**Work instruction**
Every entry below should be returned exactly as it appears, with pictures left out.

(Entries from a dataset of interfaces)
━━━

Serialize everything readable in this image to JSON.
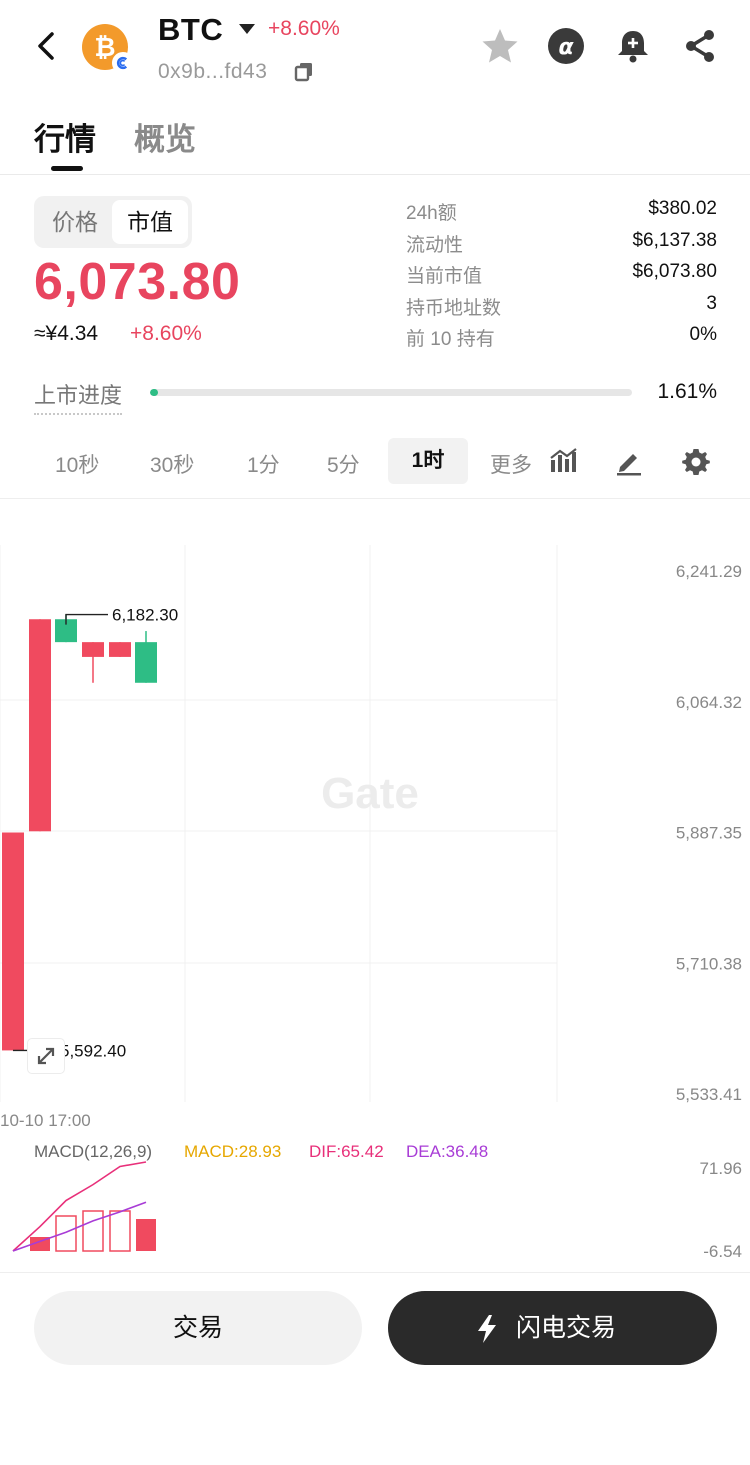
{
  "header": {
    "symbol": "BTC",
    "change_pct": "+8.60%",
    "address": "0x9b...fd43"
  },
  "tabs": [
    {
      "label": "行情",
      "active": true
    },
    {
      "label": "概览",
      "active": false
    }
  ],
  "price_toggle": {
    "options": [
      "价格",
      "市值"
    ],
    "selected": "市值"
  },
  "price": {
    "value": "6,073.80",
    "cny": "≈¥4.34",
    "change_pct": "+8.60%"
  },
  "stats": [
    {
      "label": "24h额",
      "value": "$380.02"
    },
    {
      "label": "流动性",
      "value": "$6,137.38"
    },
    {
      "label": "当前市值",
      "value": "$6,073.80"
    },
    {
      "label": "持币地址数",
      "value": "3"
    },
    {
      "label": "前 10 持有",
      "value": "0%"
    }
  ],
  "listing_progress": {
    "label": "上市进度",
    "value": "1.61%",
    "fraction": 0.0161
  },
  "intervals": [
    "10秒",
    "30秒",
    "1分",
    "5分",
    "1时",
    "更多"
  ],
  "selected_interval": "1时",
  "chart_data": {
    "type": "candlestick",
    "y_ticks": [
      "6,241.29",
      "6,064.32",
      "5,887.35",
      "5,710.38",
      "5,533.41"
    ],
    "ylim": [
      5533.41,
      6241.29
    ],
    "x_tick": "10-10 17:00",
    "high_label": "6,182.30",
    "low_label": "5,592.40",
    "watermark": "Gate",
    "candles": [
      {
        "open": 5887.35,
        "high": 5887.35,
        "low": 5592.4,
        "close": 5592.4
      },
      {
        "open": 6176.0,
        "high": 6176.0,
        "low": 5889.0,
        "close": 5889.0
      },
      {
        "open": 6145.0,
        "high": 6182.3,
        "low": 6145.0,
        "close": 6176.0
      },
      {
        "open": 6145.0,
        "high": 6145.0,
        "low": 6090.0,
        "close": 6125.0
      },
      {
        "open": 6145.0,
        "high": 6145.0,
        "low": 6125.0,
        "close": 6125.0
      },
      {
        "open": 6090.0,
        "high": 6160.0,
        "low": 6090.0,
        "close": 6145.0
      }
    ]
  },
  "macd": {
    "title": "MACD(12,26,9)",
    "macd": "MACD:28.93",
    "dif": "DIF:65.42",
    "dea": "DEA:36.48",
    "y_top": "71.96",
    "y_bottom": "-6.54",
    "histogram": [
      0,
      14,
      35,
      40,
      40,
      32
    ],
    "dif_values": [
      -6.54,
      15,
      38,
      52,
      68,
      71.96
    ],
    "dea_values": [
      -6.54,
      2,
      10,
      20,
      28,
      36.48
    ]
  },
  "colors": {
    "up": "#2ebd85",
    "down": "#f04a5f",
    "accent_red": "#e8455f",
    "macd": "#e6a700",
    "dif": "#e8307a",
    "dea": "#a83cd6"
  },
  "buttons": {
    "trade": "交易",
    "flash_trade": "闪电交易"
  }
}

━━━

**Reply**
Serialize everything readable in this image to JSON.
{
  "header": {
    "symbol": "BTC",
    "change_pct": "+8.60%",
    "address": "0x9b...fd43"
  },
  "tabs": [
    {
      "label": "行情",
      "active": true
    },
    {
      "label": "概览",
      "active": false
    }
  ],
  "price_toggle": {
    "options": [
      "价格",
      "市值"
    ],
    "selected": "市值"
  },
  "price": {
    "value": "6,073.80",
    "cny": "≈¥4.34",
    "change_pct": "+8.60%"
  },
  "stats": [
    {
      "label": "24h额",
      "value": "$380.02"
    },
    {
      "label": "流动性",
      "value": "$6,137.38"
    },
    {
      "label": "当前市值",
      "value": "$6,073.80"
    },
    {
      "label": "持币地址数",
      "value": "3"
    },
    {
      "label": "前 10 持有",
      "value": "0%"
    }
  ],
  "listing_progress": {
    "label": "上市进度",
    "value": "1.61%",
    "fraction": 0.0161
  },
  "intervals": [
    "10秒",
    "30秒",
    "1分",
    "5分",
    "1时",
    "更多"
  ],
  "selected_interval": "1时",
  "chart_data": {
    "type": "candlestick",
    "y_ticks": [
      "6,241.29",
      "6,064.32",
      "5,887.35",
      "5,710.38",
      "5,533.41"
    ],
    "ylim": [
      5533.41,
      6241.29
    ],
    "x_tick": "10-10 17:00",
    "high_label": "6,182.30",
    "low_label": "5,592.40",
    "watermark": "Gate",
    "candles": [
      {
        "open": 5887.35,
        "high": 5887.35,
        "low": 5592.4,
        "close": 5592.4
      },
      {
        "open": 6176.0,
        "high": 6176.0,
        "low": 5889.0,
        "close": 5889.0
      },
      {
        "open": 6145.0,
        "high": 6182.3,
        "low": 6145.0,
        "close": 6176.0
      },
      {
        "open": 6145.0,
        "high": 6145.0,
        "low": 6090.0,
        "close": 6125.0
      },
      {
        "open": 6145.0,
        "high": 6145.0,
        "low": 6125.0,
        "close": 6125.0
      },
      {
        "open": 6090.0,
        "high": 6160.0,
        "low": 6090.0,
        "close": 6145.0
      }
    ]
  },
  "macd": {
    "title": "MACD(12,26,9)",
    "macd": "MACD:28.93",
    "dif": "DIF:65.42",
    "dea": "DEA:36.48",
    "y_top": "71.96",
    "y_bottom": "-6.54",
    "histogram": [
      0,
      14,
      35,
      40,
      40,
      32
    ],
    "dif_values": [
      -6.54,
      15,
      38,
      52,
      68,
      71.96
    ],
    "dea_values": [
      -6.54,
      2,
      10,
      20,
      28,
      36.48
    ]
  },
  "colors": {
    "up": "#2ebd85",
    "down": "#f04a5f",
    "accent_red": "#e8455f",
    "macd": "#e6a700",
    "dif": "#e8307a",
    "dea": "#a83cd6"
  },
  "buttons": {
    "trade": "交易",
    "flash_trade": "闪电交易"
  }
}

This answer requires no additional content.